Le Pen and Macron come out swinging in heated TV debate
French presidential candidates Emmanuel Macron and Marine Le Pen have faced off in a high stakes, high pressure and immediately heated head-to-head debate on live primetime TV.
Both candidates came out swinging in what is their best remaining chance to sell their polar-opposite visions and plans for France to the cohort of undecided electors who could sway Sunday's vote.
Ms Le Pen painted the former banker and economy minister as a servant of big business and finance, and declared herself "the candidate of the people, of the France that we love".
Mr Macron painted the far-right nationalist as an empty shell, shaky on details and seeking to profit politically from the anger of French voters - a dominant theme of the campaign.
"You lie all the time," he said. "You propose nothing."
She dismissed his economic proposals with sweeping critiques and bristled at his suggestions that she did not understand how finance and business works.
"You're trying to play with me like a professor with a pupil," she said.
Sitting opposite each other at a round table, neither pulled their punches.
With both talking over each other, the debate quickly became a shouting match at times, with no common ground between the pro-European Union centrist candidate and the anti-EU Ms Le Pen.

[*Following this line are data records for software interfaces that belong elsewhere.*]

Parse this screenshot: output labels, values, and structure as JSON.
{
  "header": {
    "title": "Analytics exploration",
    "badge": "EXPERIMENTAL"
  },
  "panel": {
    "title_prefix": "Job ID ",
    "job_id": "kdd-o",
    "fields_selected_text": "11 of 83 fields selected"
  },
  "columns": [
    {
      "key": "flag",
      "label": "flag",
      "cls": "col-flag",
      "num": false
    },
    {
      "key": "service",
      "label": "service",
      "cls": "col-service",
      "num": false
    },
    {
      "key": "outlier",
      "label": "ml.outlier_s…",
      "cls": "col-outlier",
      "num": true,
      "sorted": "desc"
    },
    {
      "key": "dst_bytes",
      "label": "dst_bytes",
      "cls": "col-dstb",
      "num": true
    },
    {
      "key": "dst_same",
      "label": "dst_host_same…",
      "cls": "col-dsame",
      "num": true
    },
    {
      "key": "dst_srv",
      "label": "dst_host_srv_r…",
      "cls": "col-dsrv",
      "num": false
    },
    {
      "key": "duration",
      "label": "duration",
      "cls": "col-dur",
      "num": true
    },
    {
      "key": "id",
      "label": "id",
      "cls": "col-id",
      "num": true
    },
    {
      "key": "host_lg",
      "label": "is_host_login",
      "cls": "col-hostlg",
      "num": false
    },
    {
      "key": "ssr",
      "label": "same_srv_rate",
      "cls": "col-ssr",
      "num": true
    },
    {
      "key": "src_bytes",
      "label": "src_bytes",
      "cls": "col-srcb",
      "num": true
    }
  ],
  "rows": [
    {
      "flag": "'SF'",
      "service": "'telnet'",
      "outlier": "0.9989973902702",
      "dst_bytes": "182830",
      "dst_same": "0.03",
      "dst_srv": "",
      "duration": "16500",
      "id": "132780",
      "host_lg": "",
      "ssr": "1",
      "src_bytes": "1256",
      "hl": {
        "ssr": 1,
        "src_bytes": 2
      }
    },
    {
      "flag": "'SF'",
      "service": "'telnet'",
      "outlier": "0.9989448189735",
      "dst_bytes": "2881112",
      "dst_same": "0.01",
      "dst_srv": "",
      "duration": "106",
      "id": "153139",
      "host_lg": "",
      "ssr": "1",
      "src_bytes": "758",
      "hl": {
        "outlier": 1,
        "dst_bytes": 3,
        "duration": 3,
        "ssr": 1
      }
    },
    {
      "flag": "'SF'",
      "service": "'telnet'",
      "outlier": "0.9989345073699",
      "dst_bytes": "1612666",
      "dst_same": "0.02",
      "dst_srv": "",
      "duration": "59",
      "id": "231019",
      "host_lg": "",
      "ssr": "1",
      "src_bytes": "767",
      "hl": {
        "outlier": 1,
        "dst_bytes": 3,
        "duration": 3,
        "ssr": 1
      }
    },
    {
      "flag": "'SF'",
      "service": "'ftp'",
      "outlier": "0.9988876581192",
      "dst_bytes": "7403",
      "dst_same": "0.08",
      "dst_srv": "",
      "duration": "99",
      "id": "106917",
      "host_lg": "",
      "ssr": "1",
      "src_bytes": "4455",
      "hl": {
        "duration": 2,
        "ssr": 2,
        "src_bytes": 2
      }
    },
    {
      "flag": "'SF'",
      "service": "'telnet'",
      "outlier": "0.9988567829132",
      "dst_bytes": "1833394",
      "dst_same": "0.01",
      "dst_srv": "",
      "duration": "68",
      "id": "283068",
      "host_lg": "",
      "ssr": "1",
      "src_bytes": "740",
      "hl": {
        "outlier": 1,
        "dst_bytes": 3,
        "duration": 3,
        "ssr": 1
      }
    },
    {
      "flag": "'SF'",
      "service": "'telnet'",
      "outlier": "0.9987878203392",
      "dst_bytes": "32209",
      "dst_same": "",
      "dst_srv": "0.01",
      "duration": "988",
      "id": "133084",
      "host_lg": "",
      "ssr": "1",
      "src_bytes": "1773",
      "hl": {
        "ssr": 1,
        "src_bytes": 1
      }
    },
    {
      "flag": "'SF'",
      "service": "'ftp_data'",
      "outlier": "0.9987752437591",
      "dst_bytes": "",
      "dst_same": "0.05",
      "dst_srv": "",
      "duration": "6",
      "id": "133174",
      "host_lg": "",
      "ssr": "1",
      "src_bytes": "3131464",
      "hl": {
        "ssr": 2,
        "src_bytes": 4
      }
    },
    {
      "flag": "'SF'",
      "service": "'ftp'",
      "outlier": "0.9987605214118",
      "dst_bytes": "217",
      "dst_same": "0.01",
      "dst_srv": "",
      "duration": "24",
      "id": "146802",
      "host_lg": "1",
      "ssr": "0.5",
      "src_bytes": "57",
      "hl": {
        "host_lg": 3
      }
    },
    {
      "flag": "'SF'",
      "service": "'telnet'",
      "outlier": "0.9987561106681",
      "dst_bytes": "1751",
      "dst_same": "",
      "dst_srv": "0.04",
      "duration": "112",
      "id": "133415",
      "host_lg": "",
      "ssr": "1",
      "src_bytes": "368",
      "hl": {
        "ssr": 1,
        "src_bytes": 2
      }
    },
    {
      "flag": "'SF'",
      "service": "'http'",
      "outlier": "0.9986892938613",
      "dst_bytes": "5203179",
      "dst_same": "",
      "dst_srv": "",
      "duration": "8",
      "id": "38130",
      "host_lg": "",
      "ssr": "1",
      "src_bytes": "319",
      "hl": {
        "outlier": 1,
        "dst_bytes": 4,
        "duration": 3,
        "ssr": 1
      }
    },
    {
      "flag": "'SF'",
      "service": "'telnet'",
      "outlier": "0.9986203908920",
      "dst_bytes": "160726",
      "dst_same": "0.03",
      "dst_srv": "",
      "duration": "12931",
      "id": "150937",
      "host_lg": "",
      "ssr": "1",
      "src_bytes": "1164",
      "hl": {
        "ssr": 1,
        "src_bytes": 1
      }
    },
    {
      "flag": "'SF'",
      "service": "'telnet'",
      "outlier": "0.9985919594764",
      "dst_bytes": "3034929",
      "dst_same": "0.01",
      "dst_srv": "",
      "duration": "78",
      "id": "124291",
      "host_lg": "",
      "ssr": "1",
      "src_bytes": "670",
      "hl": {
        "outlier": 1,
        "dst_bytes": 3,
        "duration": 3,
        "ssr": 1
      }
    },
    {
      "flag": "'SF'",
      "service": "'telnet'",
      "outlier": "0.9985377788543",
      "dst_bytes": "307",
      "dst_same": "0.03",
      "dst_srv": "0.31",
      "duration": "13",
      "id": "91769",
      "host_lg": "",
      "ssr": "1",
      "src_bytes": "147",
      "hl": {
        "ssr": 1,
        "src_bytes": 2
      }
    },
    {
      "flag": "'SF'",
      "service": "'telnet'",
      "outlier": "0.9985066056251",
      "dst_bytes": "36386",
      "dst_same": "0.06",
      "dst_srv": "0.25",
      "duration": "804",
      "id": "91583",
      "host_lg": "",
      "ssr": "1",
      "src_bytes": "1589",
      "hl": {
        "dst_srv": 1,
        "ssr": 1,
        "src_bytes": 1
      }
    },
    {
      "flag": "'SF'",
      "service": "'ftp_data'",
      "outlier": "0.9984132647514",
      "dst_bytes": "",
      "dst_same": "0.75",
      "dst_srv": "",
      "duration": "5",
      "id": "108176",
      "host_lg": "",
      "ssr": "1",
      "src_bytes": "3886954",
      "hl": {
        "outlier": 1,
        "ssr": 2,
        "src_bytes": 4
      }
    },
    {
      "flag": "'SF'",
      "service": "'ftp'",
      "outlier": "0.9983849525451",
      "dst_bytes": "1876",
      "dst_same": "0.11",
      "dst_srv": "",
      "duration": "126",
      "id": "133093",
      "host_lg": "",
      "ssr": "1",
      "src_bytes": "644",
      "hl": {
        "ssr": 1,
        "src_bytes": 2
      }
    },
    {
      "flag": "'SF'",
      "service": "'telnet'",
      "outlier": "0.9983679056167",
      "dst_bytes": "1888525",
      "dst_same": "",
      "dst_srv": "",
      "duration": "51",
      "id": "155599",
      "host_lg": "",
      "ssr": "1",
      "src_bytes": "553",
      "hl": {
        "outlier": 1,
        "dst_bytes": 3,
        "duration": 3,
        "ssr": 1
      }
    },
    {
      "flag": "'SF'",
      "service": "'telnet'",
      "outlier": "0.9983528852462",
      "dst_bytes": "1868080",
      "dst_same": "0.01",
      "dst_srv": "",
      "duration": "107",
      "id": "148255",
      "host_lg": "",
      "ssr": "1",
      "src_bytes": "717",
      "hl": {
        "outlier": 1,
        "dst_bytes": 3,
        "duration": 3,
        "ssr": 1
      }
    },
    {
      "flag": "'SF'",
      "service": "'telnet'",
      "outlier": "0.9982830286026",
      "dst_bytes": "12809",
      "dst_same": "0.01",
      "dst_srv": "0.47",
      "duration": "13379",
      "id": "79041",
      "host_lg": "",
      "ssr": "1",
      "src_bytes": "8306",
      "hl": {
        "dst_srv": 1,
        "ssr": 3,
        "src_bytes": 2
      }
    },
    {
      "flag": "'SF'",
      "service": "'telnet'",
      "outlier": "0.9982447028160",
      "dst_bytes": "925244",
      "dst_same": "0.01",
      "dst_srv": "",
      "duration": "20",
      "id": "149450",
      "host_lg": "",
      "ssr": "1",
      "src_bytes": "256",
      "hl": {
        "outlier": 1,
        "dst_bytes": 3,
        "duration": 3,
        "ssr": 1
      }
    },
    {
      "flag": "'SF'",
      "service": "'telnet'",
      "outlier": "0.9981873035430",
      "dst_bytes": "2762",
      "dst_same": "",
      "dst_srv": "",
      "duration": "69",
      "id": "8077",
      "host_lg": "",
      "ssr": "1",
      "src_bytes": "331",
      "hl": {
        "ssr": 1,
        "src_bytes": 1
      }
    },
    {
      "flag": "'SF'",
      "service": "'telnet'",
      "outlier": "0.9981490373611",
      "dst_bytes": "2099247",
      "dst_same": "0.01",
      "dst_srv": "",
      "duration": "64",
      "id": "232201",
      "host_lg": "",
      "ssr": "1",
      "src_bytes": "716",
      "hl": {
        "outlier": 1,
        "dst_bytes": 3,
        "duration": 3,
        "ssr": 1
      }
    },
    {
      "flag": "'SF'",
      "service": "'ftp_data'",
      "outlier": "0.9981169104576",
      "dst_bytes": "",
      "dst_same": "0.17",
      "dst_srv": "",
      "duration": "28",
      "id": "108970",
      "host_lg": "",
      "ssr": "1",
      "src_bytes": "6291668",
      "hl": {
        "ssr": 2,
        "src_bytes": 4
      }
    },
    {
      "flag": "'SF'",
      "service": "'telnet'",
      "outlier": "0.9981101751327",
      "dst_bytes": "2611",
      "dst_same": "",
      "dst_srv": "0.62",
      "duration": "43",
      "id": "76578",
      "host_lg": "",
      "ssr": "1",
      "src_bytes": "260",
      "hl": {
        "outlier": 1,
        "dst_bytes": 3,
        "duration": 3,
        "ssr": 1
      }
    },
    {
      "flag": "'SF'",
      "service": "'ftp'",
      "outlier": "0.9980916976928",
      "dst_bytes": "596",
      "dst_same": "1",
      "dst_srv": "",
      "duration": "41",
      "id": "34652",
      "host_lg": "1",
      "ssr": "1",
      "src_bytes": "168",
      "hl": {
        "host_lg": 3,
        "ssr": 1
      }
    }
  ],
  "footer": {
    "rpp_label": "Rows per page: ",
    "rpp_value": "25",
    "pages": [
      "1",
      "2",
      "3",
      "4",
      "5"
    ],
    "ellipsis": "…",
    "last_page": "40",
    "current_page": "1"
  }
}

Ms Le Pen accused her centrist rival of being "complacent" about Islamic fundamentalists.
She said: "We must eradicate the Islamist ideology."
She has pledged to shut down a powerful fundamentalist federation linked to the Muslim Brotherhood, known as the Union of Islamic Organisations in France (UOIF), and said it supports Mr Macron.
Ms Le Pen has also proposed a series of measures to stamp out the possibility of another new terrorist attack in France, including expelling all foreigners with a record and revoking the French citizenship of dual-nationals under suspicion.
She suggested Mr Macron was "waiting for an attack" rather than taking proactive measures.
Mr Macron said Ms Le Pen would lead France to civil war and give Islamic extremists what they want by infringing on the rights of Muslim residents.
He said she would deliver "what the terrorists expect - it's civil war, it's division, it's heinous speech".
Mr Macron insisted he would be "inflexible" and "fight against Islamic terrorism on every front" without exacerbating the problem.